Yesterday was the birthday of Edward Settle Godfrey, who was born in Ohio in 1843. When he was just 18, he went against his parents’ wishes and joined the 21st Ohio Volunteer Infantry — to their great relief, he fought in the Civil War just four months. But, it was long enough to get soldiering in his blood. He secretly applied for West Point and didn’t tell them until after he received the appointment. When he graduated in 1867, he was commissioned 2nd Lt. and attached to the 7th Cavalry, which was then based in Kansas.

Godfrey was slender with intelligent eyes and boyish good looks. But his most notable feature was his mustache – it was so astoundingly long and heavy it’s a wonder he managed to eat.

Historians Jane and Edgar Stewart say Godfrey was “very human” and “fond of his family.” They write, “Godfrey loved luxury, had a keen appreciation of the finer things of life and was very conscious of the proprieties. In his dealings with the men under his command he seems to have been eminently fair and had an appreciation fo the hardships that were the lot of the common soldier of the day. While he would not tolerate shirking nor neglect of duty...he was very much concerned for the comfort and welfare of his men. He had no patience with either ‘glory-hunters’ or ‘coffee-coolers’, and he did his duty as he saw it without fanfare or apology, and he expected others to do the same.”

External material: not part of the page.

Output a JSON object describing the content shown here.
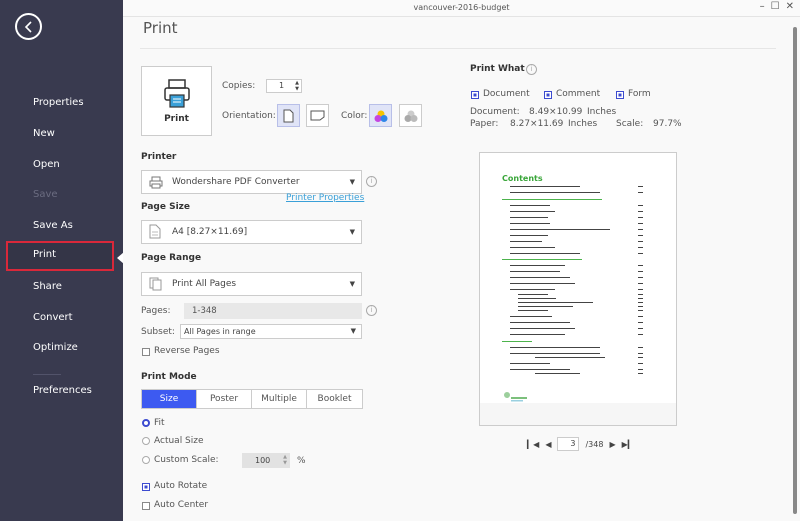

Godfrey participated in many Indian campaigns, and while stationed at Ft. Abraham Lincoln, led Co. K of the 7th Cavalry during the Battle of the Little Bighorn. For a long time, historians seemed unaware that Lt. Godfrey kept a personal diary during the campaign. When the diary later came to light, it offered some key observations on troop movements during the battle.

Godfrey’s company was attached to Captain Benteen’s battalion, and his observations of Major Reno during the battle weren’t unforgiving. “Colonel Reno carried no vigor nor decision,” he wrote, “and his personal behaviour (sic) gave no confidence in him.”

That winter, Godfrey was promoted to Captain and given command of Co. D. The following year, he participated in the Battle of Snake Creek, for which he was awarded a Medal of Honor.

Home of Heroes, a website dedicated to Medal of Honor winners, describes the circumstance:

During the summer and early fall of 1877 the U.S. Cavalry was in pursuit of Chief Joseph and the Nez Perce Indian tribe as they attempted to cross through Montana and reach Canada. After numerous battles, including the battle of the Little Big Horn in early August, the Cavalry found it difficult to follow and locate Chief Joseph and his traveling tribe. After a forced march of several days, the Indian camp was located near Bear Paw Mountain, where the final battle that lead to the surrender of the Nez Perce nation occurred on September 30. Captain Edward Godfrey was seriously wounded in the battle, but continued to lead his command throughout the engagement, earning the Medal of Honor...

Godfrey ended up a Brigadier General and is credited with originating the Cossack and Rough Riding maneuvers for Army Cavalrymen. He was also the first army commander to test emergency rations for men in the field. But, it appears his concern over food went farther than that, because he’s also credited with establishing the first Army Cooking and Baking School.

Thinking back to that giant mustache – one has to wonder how it affected his concerns about food...


Stewart, Edgar I. and Jane R. Stewart. “Introduction.” The Field Diary of Lt. Edward Settle Godfrey. Champoeg Press, 1957.

“Edward Settle Godfrey: Brigadier General, United States Army.” Arlington Cemetery Website.

Dakota Datebook written by Merry Helm